The views were divided. 32 per cent agreed, believing, it is once in a lifetime event and worth the investment; 27 per cent disagreed believing there were better ways to allocate savings for the future; 21 per cent were unsure; while 19 per cent felt it depended on the individual’s financial status. East zone was seen to be more about display – 65 per cent felt it was once in a lifetime event and worth the investment. While 48 per cent in the south zone were unsure.
Wedding finances - the best approach
Weddings in India are rarely solemnised over a small ceremony, with a handful of close relatives – that happened only during the COVID-19 pandemic and we for the first time witnessed most relatives and friends joining virtually.
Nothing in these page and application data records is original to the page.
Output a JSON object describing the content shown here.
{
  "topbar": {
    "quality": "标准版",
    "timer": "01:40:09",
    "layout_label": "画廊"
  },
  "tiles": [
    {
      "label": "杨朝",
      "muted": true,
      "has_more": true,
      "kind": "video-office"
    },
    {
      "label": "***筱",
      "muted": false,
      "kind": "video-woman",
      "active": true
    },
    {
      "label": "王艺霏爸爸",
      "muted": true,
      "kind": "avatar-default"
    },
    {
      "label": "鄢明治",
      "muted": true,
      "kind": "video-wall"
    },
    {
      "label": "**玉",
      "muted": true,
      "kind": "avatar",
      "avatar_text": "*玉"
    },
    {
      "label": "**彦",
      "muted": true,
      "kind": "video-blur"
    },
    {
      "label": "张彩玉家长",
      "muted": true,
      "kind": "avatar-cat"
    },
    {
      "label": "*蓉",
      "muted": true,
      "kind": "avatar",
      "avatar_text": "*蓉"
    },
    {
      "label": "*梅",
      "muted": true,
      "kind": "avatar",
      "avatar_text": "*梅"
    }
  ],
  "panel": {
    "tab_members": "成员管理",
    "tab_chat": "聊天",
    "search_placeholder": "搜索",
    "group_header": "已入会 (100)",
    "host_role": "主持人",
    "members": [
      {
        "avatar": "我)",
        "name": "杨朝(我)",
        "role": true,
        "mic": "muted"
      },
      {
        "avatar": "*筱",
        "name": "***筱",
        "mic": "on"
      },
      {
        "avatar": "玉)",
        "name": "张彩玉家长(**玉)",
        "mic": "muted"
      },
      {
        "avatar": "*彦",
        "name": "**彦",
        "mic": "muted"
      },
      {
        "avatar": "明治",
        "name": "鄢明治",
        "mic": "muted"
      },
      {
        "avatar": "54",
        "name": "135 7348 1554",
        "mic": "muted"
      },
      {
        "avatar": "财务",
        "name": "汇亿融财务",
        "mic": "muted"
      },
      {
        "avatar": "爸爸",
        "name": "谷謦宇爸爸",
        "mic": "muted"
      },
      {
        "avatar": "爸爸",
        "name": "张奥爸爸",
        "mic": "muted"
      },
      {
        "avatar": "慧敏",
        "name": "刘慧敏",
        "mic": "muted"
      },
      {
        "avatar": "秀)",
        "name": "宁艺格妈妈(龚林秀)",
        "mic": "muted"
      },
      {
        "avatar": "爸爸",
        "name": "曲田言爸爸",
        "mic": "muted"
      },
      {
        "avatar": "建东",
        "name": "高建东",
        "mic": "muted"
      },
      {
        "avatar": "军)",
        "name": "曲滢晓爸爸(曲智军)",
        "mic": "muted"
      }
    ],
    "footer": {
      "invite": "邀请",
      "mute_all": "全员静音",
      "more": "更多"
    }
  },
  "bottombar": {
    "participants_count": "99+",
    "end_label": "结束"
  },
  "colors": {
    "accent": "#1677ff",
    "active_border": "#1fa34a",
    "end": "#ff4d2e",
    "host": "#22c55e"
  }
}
Weddings in India are largely an elaborate affair with ceremonies, and traditions being followed, and the invitee list expanded to include family, relatives, and friends. This means one needs to fork out large sums of money to cater to the requirements of all ceremonies and meals and decorations, venue hiring etc. What are the best approaches to financing a wedding?
The respondents chose multiple options instead of just one. 56 per cent advocated equal sharing of costs between the bride and the groom for wedding finances; at the same 52 per cent of the respondents were of the view that wedding costs should not put undue pressure; and 13 per cent recommended taking a loan or selling investments for financing a wedding.
Views by cities and cohorts were quite interesting. West zone (72 per cent), east zone (66 per cent), people living in the metros (65 per cent), full-time parents/ homemakers (62 per cent), students (61 per cent), SEC A (61 per cent), employed full-time or part-time (60 per cent) were all of the views that wedding costs should be shared equally between the bride and the groom; While 69 per cent self-employed, 65 per cent in tier three cities, 58 per cent in north zone, 57 per cent in south zone and 54 per cent in east zone were of the view that wedding cost should not put undue pressure.
Summarising the findings of the survey, ESG and CSR group service line leader, public affairs, and corporate reputation Parijat Chakraborty said, "It is the onset of the wedding season in India and we decided to understand views of citizens across socio-economic classification and town classes on their perceptions of weddings. Do we spend too much on weddings, the rationale of opulent weddings, whether big-budget weddings translate into successful marriages, and the best approach to funding weddings? There were so many different views on the topic across demographics and regions. Grandiose weddings are intrinsic to our culture and these are happy occasions for the family to bond, and soak up the completely happy ecosystem when people dress up and celebrate. But all this costs a bomb and it is interesting to see that citizens have broad views about sharing of costs between the bride and the groom and even believe that a happy occasion like a wedding should not be a high-pressure situation."
Ipsos IndiaBus is a monthly pan India omnibus (which also runs multiple client surveys), that uses a structured questionnaire and is conducted by Ipsos India on diverse topics among 2200 respondents from SEC A, B and C households, covering adults of both genders from all four zones in the country. The survey is conducted in metros, Tier one, Tier two and Tier three towns, providing a more robust and representative view of urban Indians. The respondents were polled face-to-face and online. We have a city-level quota for each demographic segment that ensures the waves are identical and no additional sampling error. The data is weighted by demographics and city-class population to arrive at the national average.